Wine Wisdom: The Virtual Oenophile

Anna Mowry

Anna Mowry

May 26, 2011


Natalie MacLean Wine Picks & Pairings

One of the most plugged-in wine personalities we know, Natalie MacLean leads the new-media pack. We got in touch with the JBF Award winner to hear what she had to say about her new app, Natalie MacLean Wine Picks & Pairings, and the survival of traditional media.

JBF: Tell us about your new app. What are the coolest features?

NM: Natalie MacLean Wine Picks & Pairings just launched a few weeks ago. It’s essentially ten apps rolled into one. It’s available for iPhone and BlackBerry, with a mobile site for other smartphone platforms. We're currently testing the Android version.

With this new app, you can walk into any store and use your phone to scan a wine bottle’s UPC barcode. If I’ve reviewed the wine—and I’ve profiled over 50,000 bottles—the app will display my review, recommended food pairings, and recipes for those pairings.

JBF: We’re intrigued by the “virtual wine cellar” component. Can you explain it?

NM: When you purchase a wine, you can “store” it in the app’s virtual cellar by taking a photo of it. (Eventually, the user will be able to do this by scanning the bottle as I described above.) As you keep entering new bottles, the virtual cellar will keep track of the inventory and its collective value. You can sort your cellar according to maturity date so that you know which bottles are drinking well right now.

Down the road we will unveil a feature that’s anchored in what techies call “geolocation-aware data.” As you drive or walk by a wine store, your phone will be able to tell you how many of my reviewed bottles it has in stock.

JBF: Let’s talk old media. We saw on your blog that you did a post about pairing wines with books. Can you describe how that works?

NM: It’s just a way to have fun with wine pairing and not get uptight about finding the perfect wine for each dish. For Wuthering Heights and Heathcliff, I think about a big, dark, brooding Shiraz. Maybe Catherine would be a soft and calming, smooth-jazz wine like Merlot. A Tale of Two Cities would be a Cab/Merlot blend, while a War and Peace wine should have a long finish, perhaps a Bordeaux.

While I’m passionate about incorporating new media into my work, I haven’t abandoned old media. I’m actually coming out with my second book, Unquenchable: A Tipsy Quest for the World's Best Bargain Bottles, this fall, which will be published by Penguin’s Perigee Books. Books are the best media for demonstrating a chef or writer’s depth of expertise; they create the deepest connections between the food writer and the food lover, which is not always possible in the short-attention-span environment of new media. That’s why books are our friends for life. I love writing an essay for retro old-form media, even if I have to turn off Twitter while I’m working on it.

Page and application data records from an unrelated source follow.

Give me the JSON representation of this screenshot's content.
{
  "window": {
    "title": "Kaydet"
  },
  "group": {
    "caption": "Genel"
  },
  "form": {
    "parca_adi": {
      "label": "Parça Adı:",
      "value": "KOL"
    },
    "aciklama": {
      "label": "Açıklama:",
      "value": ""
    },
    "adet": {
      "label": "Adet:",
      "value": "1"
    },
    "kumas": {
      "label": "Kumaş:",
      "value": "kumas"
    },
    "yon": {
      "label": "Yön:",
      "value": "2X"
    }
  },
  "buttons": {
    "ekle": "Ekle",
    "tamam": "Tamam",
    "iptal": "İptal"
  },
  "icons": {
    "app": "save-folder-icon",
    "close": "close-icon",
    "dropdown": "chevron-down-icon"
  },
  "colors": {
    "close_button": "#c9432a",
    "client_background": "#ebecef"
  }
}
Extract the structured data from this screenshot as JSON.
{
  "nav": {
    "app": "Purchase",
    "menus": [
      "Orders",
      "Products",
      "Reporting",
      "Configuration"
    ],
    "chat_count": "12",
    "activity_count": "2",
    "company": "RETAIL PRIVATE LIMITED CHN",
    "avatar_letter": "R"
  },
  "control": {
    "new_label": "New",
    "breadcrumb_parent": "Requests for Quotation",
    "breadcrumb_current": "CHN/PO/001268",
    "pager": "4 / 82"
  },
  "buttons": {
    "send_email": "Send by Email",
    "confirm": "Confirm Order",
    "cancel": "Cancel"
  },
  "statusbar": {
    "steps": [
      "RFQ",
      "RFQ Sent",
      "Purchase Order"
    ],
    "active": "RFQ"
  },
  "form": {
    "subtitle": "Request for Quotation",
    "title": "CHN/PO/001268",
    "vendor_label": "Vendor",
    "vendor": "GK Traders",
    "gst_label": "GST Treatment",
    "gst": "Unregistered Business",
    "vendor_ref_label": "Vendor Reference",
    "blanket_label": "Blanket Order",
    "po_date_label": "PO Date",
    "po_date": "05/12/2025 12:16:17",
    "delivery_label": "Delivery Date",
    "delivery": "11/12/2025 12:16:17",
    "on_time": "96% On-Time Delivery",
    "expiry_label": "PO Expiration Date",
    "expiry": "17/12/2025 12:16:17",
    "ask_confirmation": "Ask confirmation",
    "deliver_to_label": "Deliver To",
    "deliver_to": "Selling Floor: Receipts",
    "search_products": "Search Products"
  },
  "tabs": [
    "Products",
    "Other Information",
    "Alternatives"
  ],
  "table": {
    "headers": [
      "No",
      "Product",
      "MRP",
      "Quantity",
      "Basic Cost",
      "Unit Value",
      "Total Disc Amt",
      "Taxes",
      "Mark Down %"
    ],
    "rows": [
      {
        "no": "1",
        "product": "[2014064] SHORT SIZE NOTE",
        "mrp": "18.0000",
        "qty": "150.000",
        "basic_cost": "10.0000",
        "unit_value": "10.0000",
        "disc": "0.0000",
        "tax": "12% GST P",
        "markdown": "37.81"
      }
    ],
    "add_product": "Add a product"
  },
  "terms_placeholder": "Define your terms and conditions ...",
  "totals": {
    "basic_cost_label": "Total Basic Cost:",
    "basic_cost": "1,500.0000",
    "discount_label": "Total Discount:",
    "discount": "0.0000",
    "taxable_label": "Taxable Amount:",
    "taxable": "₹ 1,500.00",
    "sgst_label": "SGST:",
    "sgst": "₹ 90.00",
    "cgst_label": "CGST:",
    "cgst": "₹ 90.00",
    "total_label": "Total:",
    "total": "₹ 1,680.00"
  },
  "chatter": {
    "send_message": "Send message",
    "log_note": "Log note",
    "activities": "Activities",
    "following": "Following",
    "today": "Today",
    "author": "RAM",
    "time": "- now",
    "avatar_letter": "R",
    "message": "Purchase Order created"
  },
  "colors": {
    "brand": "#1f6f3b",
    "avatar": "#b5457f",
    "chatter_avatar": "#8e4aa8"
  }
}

You can download Natalie’s new app, read her wine reviews, and join her newsletter at

This article originally appeared in the April/May 2011 issue of JBF Notes, the James Beard Foundation member newsletter. Don't miss out on future articles; a member today!